## Work order:
Reproduce each line from the records that holds "will".

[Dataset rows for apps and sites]
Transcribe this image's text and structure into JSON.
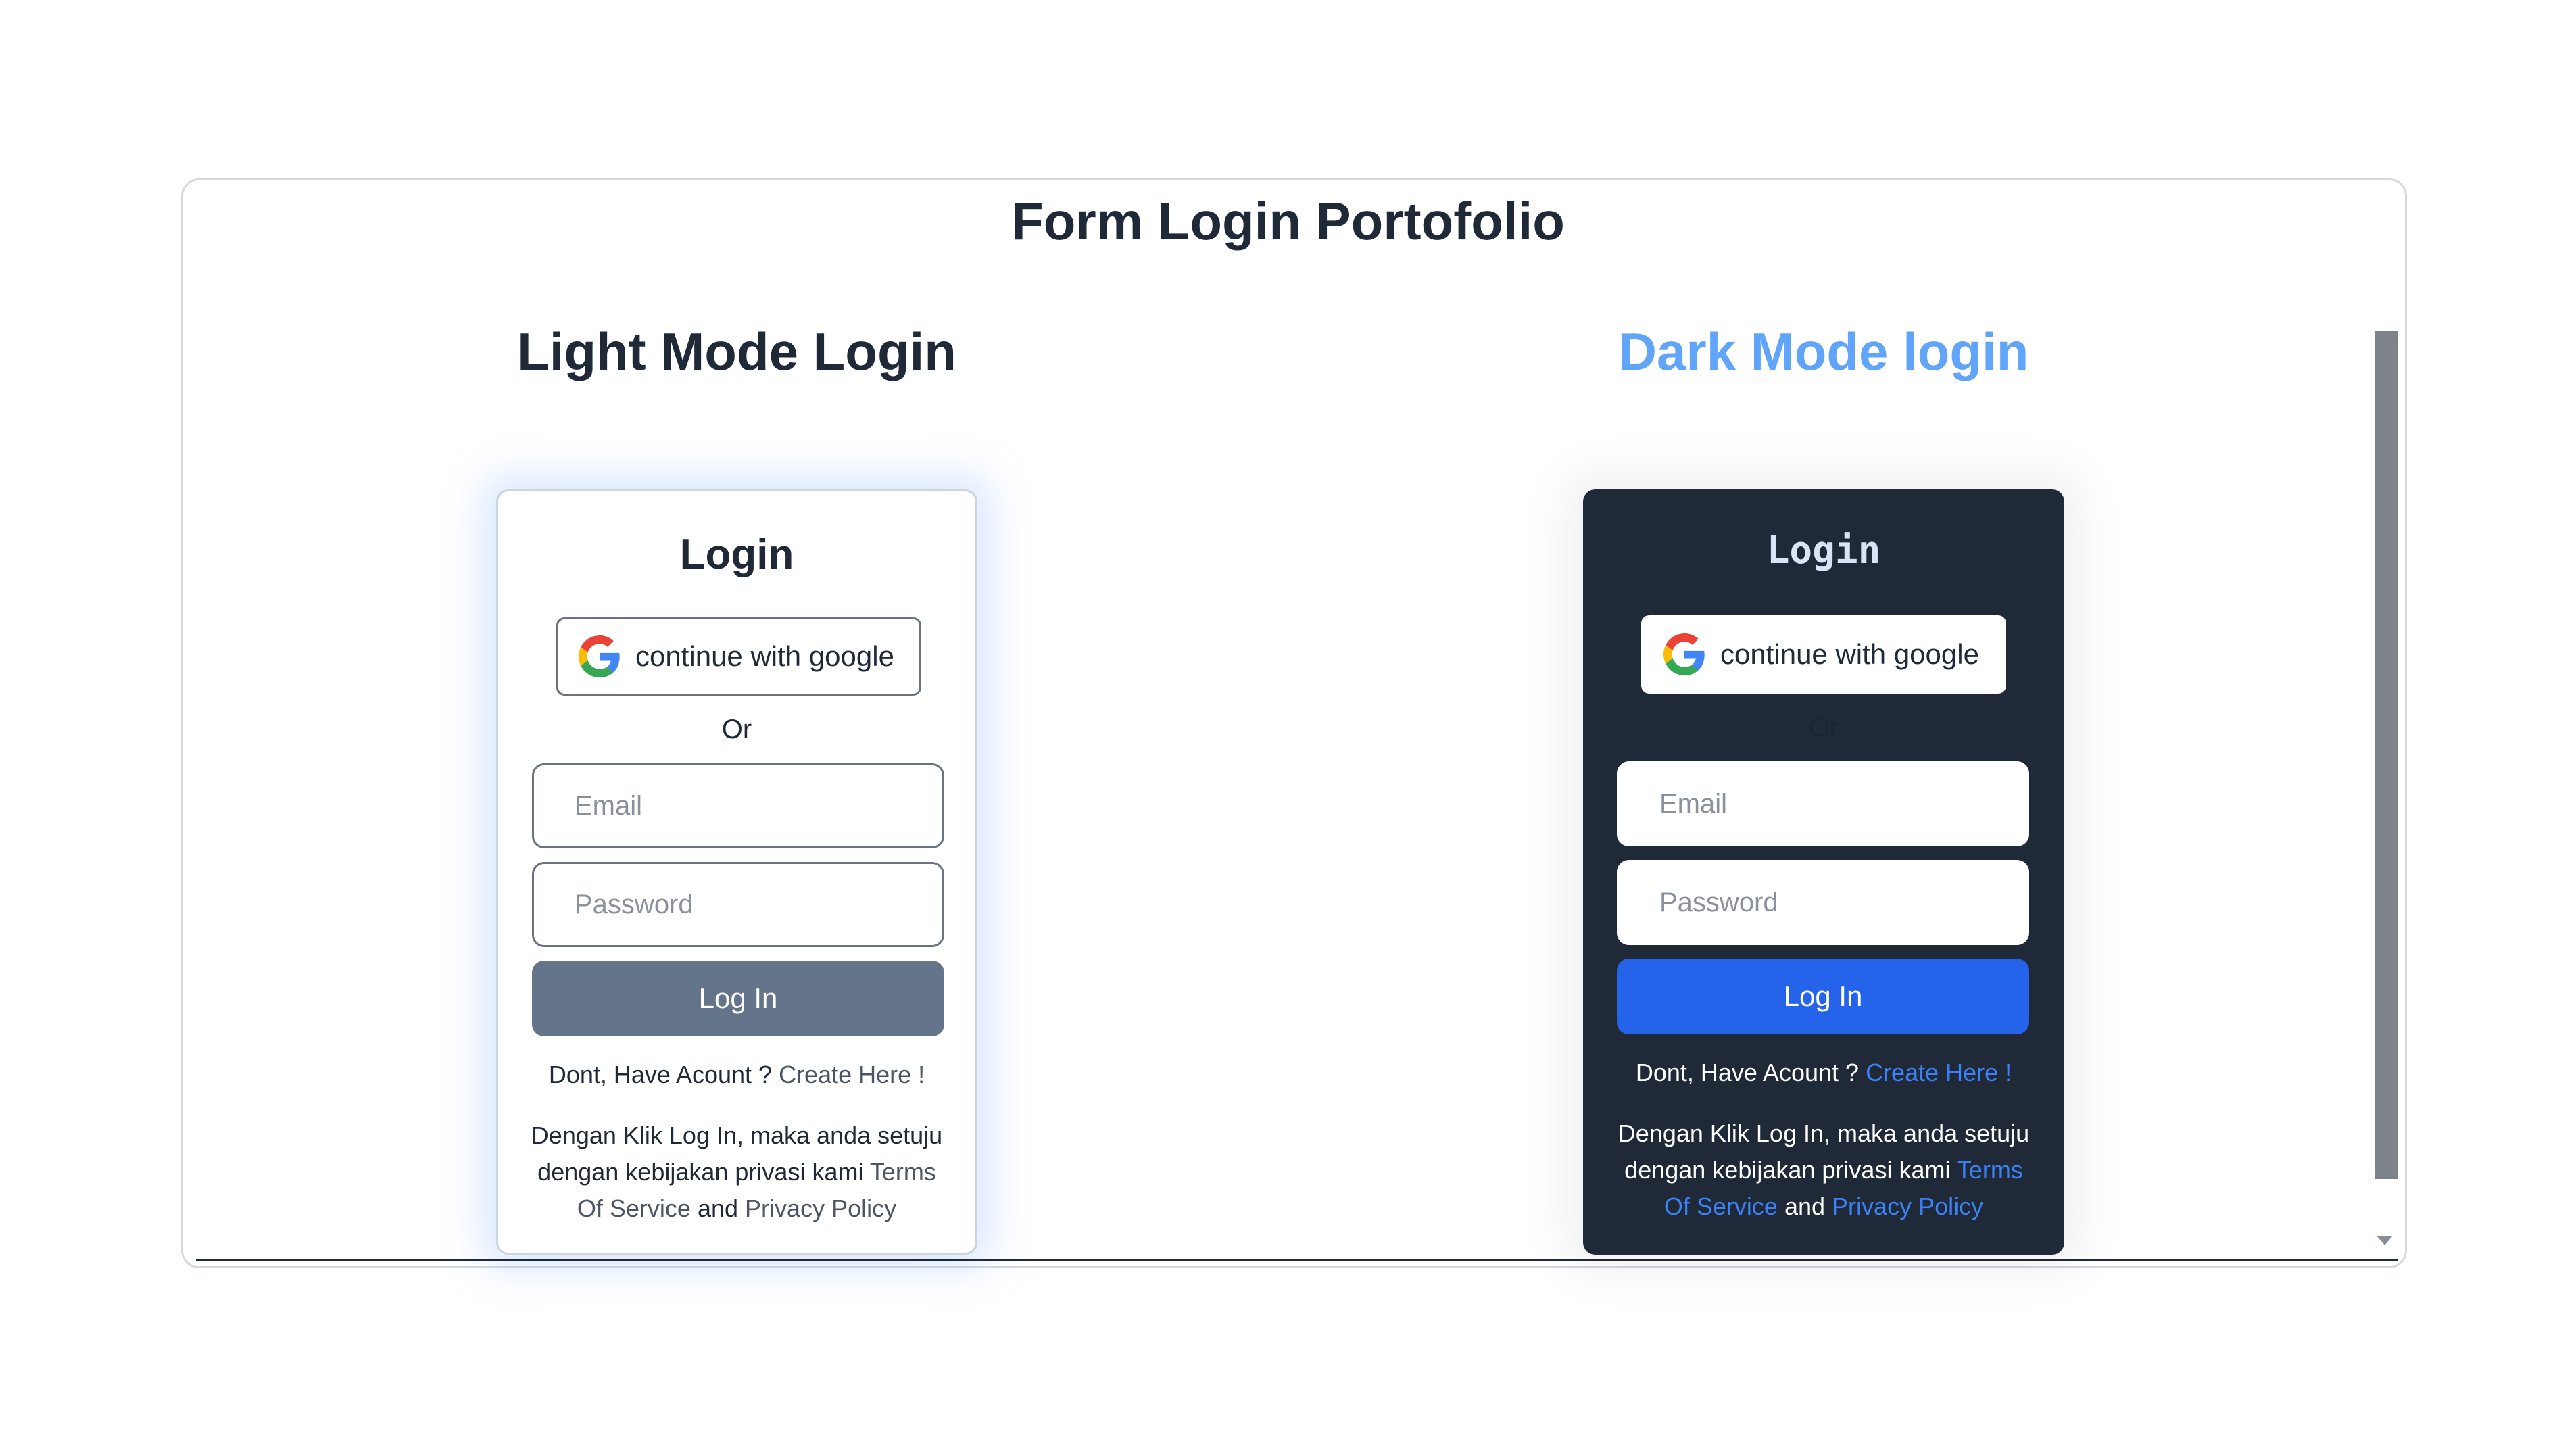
{
  "page": {
    "title": "Form Login Portofolio"
  },
  "light_section": {
    "heading": "Light Mode Login",
    "card": {
      "title": "Login",
      "google_button": "continue with google",
      "or_text": "Or",
      "email_placeholder": "Email",
      "password_placeholder": "Password",
      "login_button": "Log In",
      "signup_prefix": "Dont, Have Acount ?",
      "signup_link": "Create Here !",
      "terms_prefix": "Dengan Klik Log In, maka anda setuju dengan kebijakan privasi kami",
      "terms_link": "Terms Of Service",
      "terms_and": "and",
      "privacy_link": "Privacy Policy"
    }
  },
  "dark_section": {
    "heading": "Dark Mode login",
    "card": {
      "title": "Login",
      "google_button": "continue with google",
      "or_text": "Or",
      "email_placeholder": "Email",
      "password_placeholder": "Password",
      "login_button": "Log In",
      "signup_prefix": "Dont, Have Acount ?",
      "signup_link": "Create Here !",
      "terms_prefix": "Dengan Klik Log In, maka anda setuju dengan kebijakan privasi kami",
      "terms_link": "Terms Of Service",
      "terms_and": "and",
      "privacy_link": "Privacy Policy"
    }
  },
  "icons": {
    "google": "google-g-logo",
    "scroll_down": "chevron-down"
  },
  "colors": {
    "text_dark": "#1f2937",
    "dark_heading": "#60a5fa",
    "light_login_button": "#64748b",
    "dark_card_bg": "#1f2937",
    "dark_login_button": "#2563eb",
    "dark_link": "#3b82f6",
    "light_link": "#4b5563"
  }
}
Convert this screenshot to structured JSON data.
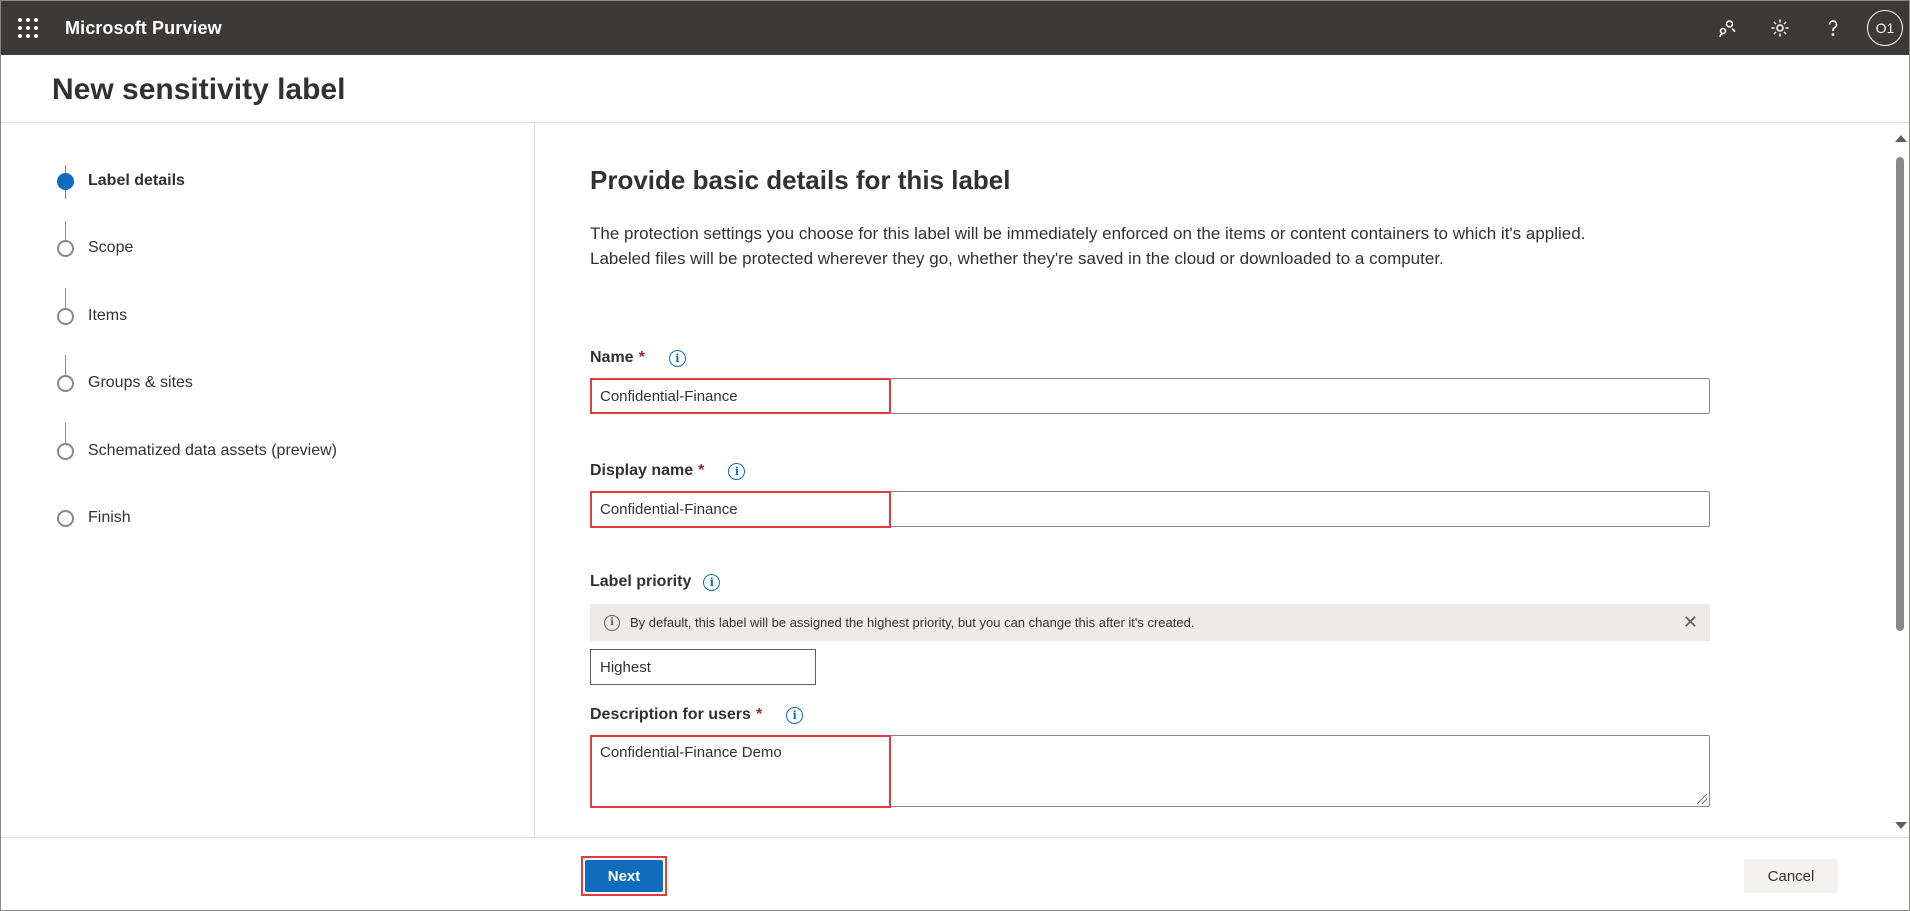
{
  "topbar": {
    "app_title": "Microsoft Purview",
    "icons": [
      "waffle-icon",
      "community-icon",
      "settings-icon",
      "help-icon"
    ],
    "avatar_initials": "O1"
  },
  "page": {
    "title": "New sensitivity label"
  },
  "steps": [
    {
      "label": "Label details",
      "state": "active"
    },
    {
      "label": "Scope",
      "state": "pending"
    },
    {
      "label": "Items",
      "state": "pending"
    },
    {
      "label": "Groups & sites",
      "state": "pending"
    },
    {
      "label": "Schematized data assets (preview)",
      "state": "pending"
    },
    {
      "label": "Finish",
      "state": "pending"
    }
  ],
  "main": {
    "section_title": "Provide basic details for this label",
    "intro_line1": "The protection settings you choose for this label will be immediately enforced on the items or content containers to which it's applied.",
    "intro_line2": "Labeled files will be protected wherever they go, whether they're saved in the cloud or downloaded to a computer.",
    "name": {
      "label": "Name",
      "required": "*",
      "value": "Confidential-Finance"
    },
    "display_name": {
      "label": "Display name",
      "required": "*",
      "value": "Confidential-Finance"
    },
    "priority": {
      "label": "Label priority",
      "notice": "By default, this label will be assigned the highest priority, but you can change this after it's created.",
      "value": "Highest"
    },
    "description": {
      "label": "Description for users",
      "required": "*",
      "value": "Confidential-Finance Demo"
    }
  },
  "footer": {
    "next_label": "Next",
    "cancel_label": "Cancel"
  },
  "colors": {
    "topbar": "#3b3a39",
    "accent": "#0f6cbd",
    "highlight": "#e03c3c",
    "required": "#a4262c"
  }
}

## Exercise output:
    "intro_line1": "The protection settings you choose for this label will be immediately enforced on the items or content containers to which it's applied.",
    "intro_line2": "Labeled files will be protected wherever they go, whether they're saved in the cloud or downloaded to a computer.",
      "notice": "By default, this label will be assigned the highest priority, but you can change this after it's created.",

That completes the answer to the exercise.